**Required work:** Take each line of the data that contains the string "https" and copy it.

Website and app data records
===============
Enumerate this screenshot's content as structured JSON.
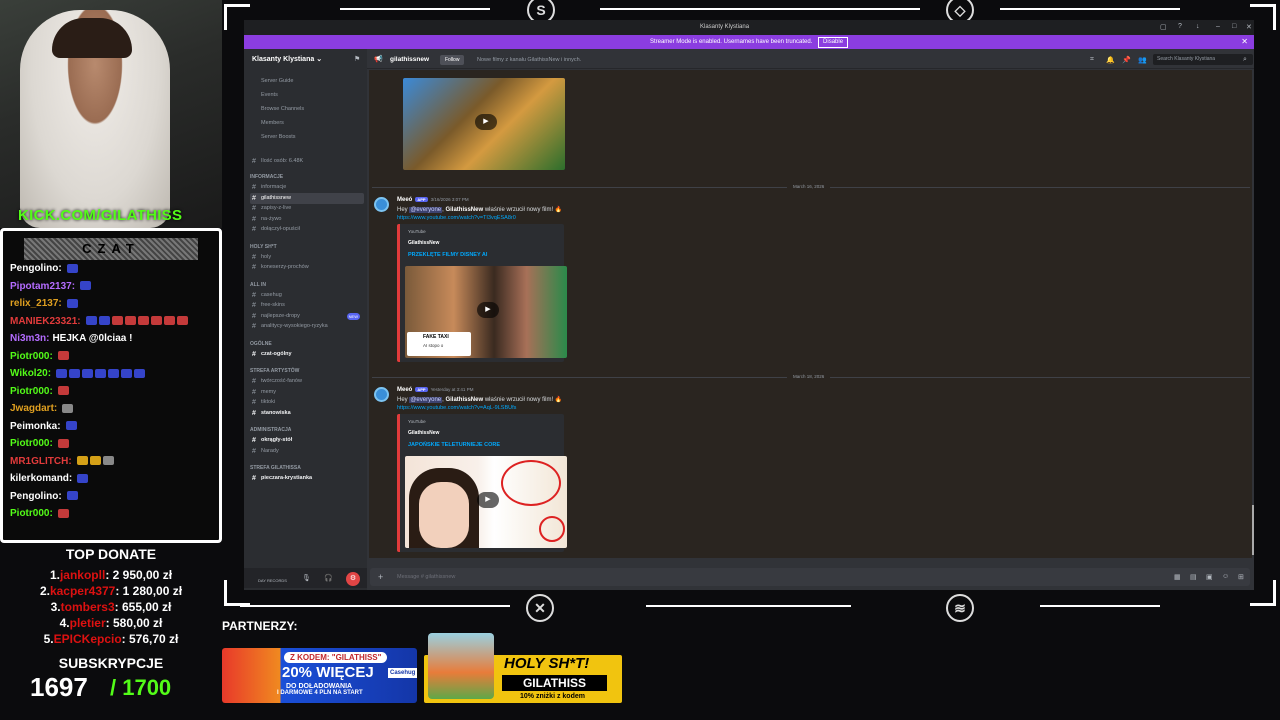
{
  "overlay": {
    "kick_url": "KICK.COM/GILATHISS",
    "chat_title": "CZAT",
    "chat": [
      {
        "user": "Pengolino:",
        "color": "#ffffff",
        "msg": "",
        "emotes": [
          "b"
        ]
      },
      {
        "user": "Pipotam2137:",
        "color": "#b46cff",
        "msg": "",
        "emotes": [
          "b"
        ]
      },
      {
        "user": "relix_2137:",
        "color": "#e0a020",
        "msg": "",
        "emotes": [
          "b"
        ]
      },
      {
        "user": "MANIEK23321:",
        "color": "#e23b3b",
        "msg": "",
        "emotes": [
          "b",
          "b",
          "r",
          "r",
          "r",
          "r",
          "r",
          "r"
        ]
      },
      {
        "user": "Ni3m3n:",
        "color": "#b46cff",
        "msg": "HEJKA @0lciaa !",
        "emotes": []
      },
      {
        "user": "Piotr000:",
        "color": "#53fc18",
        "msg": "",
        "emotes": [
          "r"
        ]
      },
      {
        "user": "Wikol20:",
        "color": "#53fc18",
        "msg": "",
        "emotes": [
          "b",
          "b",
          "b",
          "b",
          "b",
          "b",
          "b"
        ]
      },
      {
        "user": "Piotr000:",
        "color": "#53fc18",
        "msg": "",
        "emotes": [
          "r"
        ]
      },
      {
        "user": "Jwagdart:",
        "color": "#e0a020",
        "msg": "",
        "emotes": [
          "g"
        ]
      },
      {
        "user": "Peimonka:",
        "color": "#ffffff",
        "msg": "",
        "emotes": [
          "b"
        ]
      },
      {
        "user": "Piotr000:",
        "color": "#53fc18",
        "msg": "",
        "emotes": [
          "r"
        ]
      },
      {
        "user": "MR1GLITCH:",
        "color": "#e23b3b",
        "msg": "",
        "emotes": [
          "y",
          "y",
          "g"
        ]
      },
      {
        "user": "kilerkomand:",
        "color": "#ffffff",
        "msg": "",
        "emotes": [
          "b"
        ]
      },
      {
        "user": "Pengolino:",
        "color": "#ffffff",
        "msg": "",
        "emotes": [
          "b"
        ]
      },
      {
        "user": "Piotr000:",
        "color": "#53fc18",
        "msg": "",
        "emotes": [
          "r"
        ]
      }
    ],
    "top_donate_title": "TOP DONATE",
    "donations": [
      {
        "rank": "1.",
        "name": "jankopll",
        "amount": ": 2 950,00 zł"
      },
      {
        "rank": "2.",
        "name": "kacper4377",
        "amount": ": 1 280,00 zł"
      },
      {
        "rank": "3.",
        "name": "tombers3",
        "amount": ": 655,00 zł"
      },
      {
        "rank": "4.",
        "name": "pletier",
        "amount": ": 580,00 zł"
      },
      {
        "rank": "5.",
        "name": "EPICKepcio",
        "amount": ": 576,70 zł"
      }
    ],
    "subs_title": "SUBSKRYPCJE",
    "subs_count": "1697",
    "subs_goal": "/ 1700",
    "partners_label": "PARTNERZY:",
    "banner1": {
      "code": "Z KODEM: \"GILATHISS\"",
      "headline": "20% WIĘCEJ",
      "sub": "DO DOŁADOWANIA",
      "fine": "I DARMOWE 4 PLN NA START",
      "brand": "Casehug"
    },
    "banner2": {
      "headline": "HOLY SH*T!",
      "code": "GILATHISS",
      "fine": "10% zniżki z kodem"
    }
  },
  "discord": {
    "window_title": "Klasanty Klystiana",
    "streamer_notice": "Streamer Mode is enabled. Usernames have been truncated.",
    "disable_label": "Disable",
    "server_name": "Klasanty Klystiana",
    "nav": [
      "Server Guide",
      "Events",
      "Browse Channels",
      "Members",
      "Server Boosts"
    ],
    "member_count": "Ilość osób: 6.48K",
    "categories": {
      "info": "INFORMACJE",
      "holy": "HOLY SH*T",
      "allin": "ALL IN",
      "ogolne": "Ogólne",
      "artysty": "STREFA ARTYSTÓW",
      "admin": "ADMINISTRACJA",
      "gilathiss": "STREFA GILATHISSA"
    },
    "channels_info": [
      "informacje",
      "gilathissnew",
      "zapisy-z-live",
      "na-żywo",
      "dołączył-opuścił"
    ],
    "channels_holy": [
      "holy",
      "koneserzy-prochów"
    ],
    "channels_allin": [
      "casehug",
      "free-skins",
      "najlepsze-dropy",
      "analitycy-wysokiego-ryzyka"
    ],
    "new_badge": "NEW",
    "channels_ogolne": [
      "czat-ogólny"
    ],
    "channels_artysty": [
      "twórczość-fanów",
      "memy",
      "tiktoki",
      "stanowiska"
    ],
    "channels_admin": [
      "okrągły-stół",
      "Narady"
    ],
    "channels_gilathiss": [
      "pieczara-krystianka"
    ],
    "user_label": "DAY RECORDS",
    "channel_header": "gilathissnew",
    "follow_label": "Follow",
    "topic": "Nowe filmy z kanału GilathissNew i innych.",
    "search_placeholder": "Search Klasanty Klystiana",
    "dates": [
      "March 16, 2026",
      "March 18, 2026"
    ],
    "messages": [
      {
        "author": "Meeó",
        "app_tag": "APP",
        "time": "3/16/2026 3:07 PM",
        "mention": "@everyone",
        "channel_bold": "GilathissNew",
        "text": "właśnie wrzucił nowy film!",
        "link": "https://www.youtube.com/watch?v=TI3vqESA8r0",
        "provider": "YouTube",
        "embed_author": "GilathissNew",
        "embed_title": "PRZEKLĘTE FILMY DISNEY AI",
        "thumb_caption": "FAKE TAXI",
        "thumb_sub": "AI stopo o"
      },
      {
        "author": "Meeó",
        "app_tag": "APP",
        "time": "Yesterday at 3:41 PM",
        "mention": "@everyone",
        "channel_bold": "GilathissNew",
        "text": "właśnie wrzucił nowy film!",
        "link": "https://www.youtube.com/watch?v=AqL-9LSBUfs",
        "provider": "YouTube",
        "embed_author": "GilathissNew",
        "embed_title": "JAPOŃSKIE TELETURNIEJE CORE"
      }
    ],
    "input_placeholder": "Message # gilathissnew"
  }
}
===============
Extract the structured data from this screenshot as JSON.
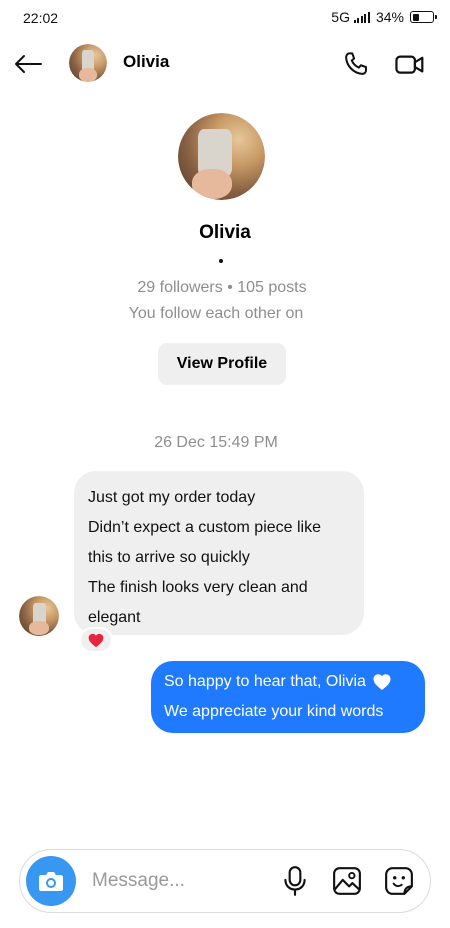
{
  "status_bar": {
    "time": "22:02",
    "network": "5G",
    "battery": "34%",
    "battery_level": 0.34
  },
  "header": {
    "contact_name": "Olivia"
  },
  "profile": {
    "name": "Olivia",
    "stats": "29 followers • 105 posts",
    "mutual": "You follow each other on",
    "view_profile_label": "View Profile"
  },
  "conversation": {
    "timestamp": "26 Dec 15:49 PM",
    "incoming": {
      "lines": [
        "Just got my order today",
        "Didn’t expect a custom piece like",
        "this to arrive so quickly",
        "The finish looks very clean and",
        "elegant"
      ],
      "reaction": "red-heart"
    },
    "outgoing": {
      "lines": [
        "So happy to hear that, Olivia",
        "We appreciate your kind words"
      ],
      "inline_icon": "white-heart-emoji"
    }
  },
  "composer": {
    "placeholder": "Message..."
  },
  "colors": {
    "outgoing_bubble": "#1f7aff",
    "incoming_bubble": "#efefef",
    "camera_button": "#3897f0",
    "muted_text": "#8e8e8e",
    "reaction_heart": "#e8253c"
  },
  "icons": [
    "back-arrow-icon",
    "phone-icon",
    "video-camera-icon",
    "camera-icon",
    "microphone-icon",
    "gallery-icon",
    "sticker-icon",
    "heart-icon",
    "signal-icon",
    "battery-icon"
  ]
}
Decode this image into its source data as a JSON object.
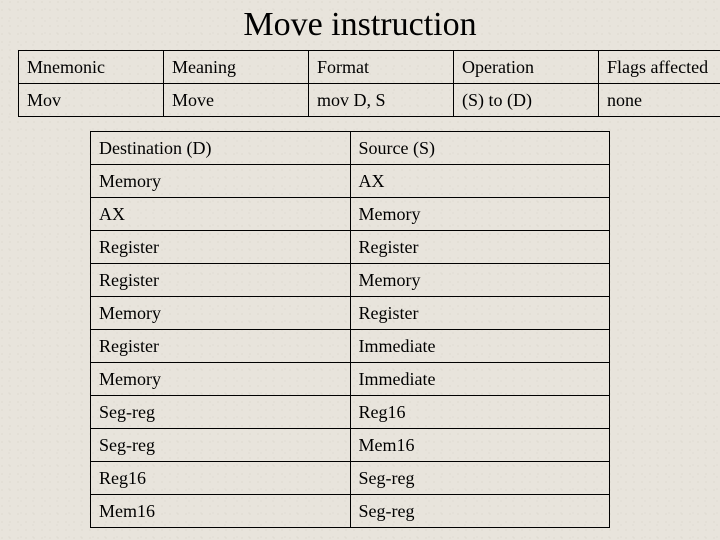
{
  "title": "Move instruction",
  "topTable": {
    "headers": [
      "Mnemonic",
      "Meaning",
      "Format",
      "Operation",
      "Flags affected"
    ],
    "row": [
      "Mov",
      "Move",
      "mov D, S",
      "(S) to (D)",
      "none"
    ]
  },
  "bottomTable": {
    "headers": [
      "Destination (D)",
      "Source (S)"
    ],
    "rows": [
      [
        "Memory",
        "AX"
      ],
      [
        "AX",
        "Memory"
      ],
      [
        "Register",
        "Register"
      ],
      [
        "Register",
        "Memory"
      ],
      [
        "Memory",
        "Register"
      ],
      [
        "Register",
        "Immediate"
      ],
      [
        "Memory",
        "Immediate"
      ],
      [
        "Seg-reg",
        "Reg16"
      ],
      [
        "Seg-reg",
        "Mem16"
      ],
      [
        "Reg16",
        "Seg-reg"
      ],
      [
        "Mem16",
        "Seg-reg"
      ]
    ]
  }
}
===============
**Task result:**
        "link": "https://www.youtube.com/watch?v=TI3vqESA8r0",
        "link": "https://www.youtube.com/watch?v=AqL-9LSBUfs",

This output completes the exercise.